Governor Wolf wants the state’s natural gas drillers to pay a 6.5 percent tax on Marcellus Shale production, which he estimates will bring in $217.8 million dollars for fiscal year 2016/2017 to the general fund. It’s a bold move for a governor who failed to get anywhere last year with the lower 5 percent extraction tax proposal.
In his budget address, Wolf focused on the current stalled budget process and did not even mention taxing natural gas drillers, or discuss any details about his proposed budget. He struck a defiant tone toward Republicans who may continue to oppose any tax hikes.
“Indeed anyone in this Chamber who claims we can simply cut our way out of this mess without also increasing revenue is just ignoring the math,” said Wolf.
But industry leaders say Wolf is ignoring market realities. Production has tanked across the state as the price of natural gas reaches new lows. An indication of just how much drilling has slowed in the state is revealed by the $217.8 million revenue expected from the 6.5 percent tax during the initial fiscal year. That’s roughly what the state has taken in each year through the per-well impact fee currently levied on drillers. And it’s much lower than Wolf’s initial 2015 budget proposal, which projected $1 billion in revenue from the five percent severance tax proposal.
House Majority Leader Dave Reed, R-Indiana, says the revenues from a 6.5 percent tax won’t come close to balancing the budget.
“The bottom line is it doesn’t bring in any money because natural gas prices are at record lows,” Reed told reporters after the budget address. “We went from a situation last year where the governor proposed a billion dollar severance tax to fund education,… by the end of last year even he admitted his severance tax proposal [would have] only brought in $50 million dollars.”Pennsylvania now charges a per-well “impact fee” on natural gas drillers, which has been reduced this year because of low gas prices. In the past the impact fee raised an average of $225 million a year, most of which went to local communities impacted by drilling. In this proposal, impact fee funds for gas drilling areas would remain intact, but instead of a per-well fee the money would come out of the 6.5 percent tax. That revenue is estimated at $133.1 million, and is in addition to the $217.8 million expected for the general fund. Total projected revenue generated from a 6.5 percent shale gas tax would be $350.9 million for FY 2016/2017. These estimates jump each year, reaching $507 million for the general fund by 2020/21.
Erica Clayton Wright, spokeswoman for the Marcellus Shale Coalition, an industry group, says it’s the worst possible time to consider taxing the industry.
“We already are seeing significant reductions in capital expenditures and job losses,” said Wright. “This is not the time to add additional taxes.”

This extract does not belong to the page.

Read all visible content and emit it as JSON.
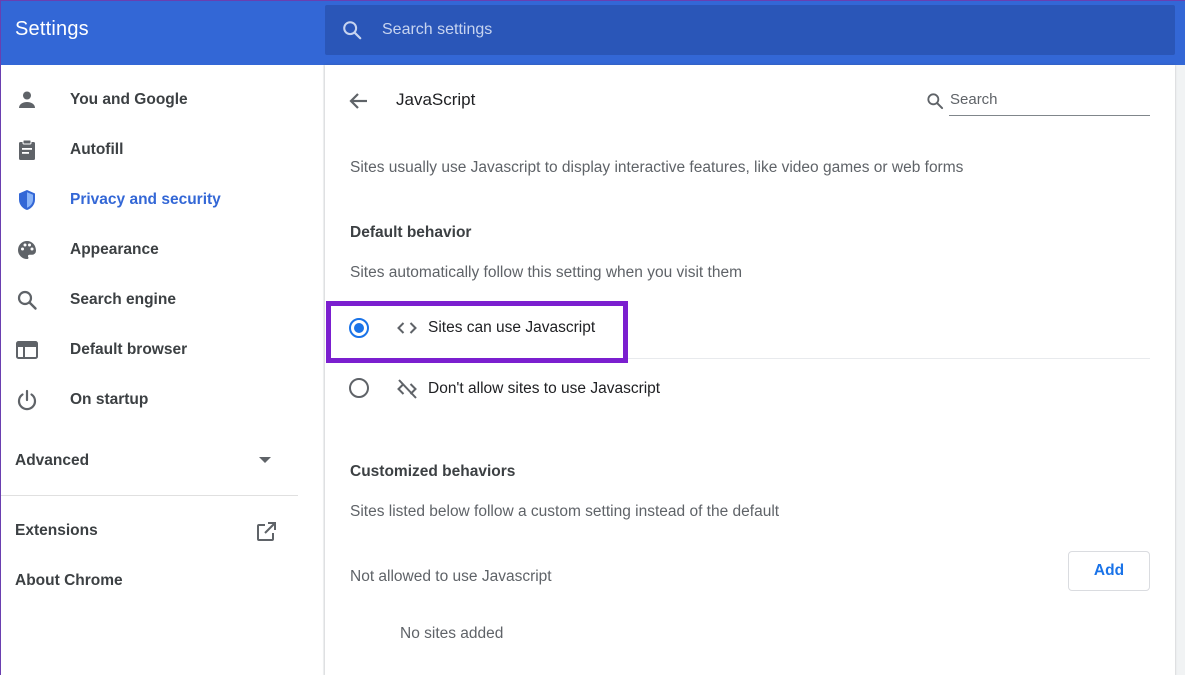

Wright says the natural gas tax will hurt average Pennsylvanians.
Pennsylvania remains the only state not to impose an extraction tax on natural gas. Wolf’s proposal would have drillers start start paying the levy July 1.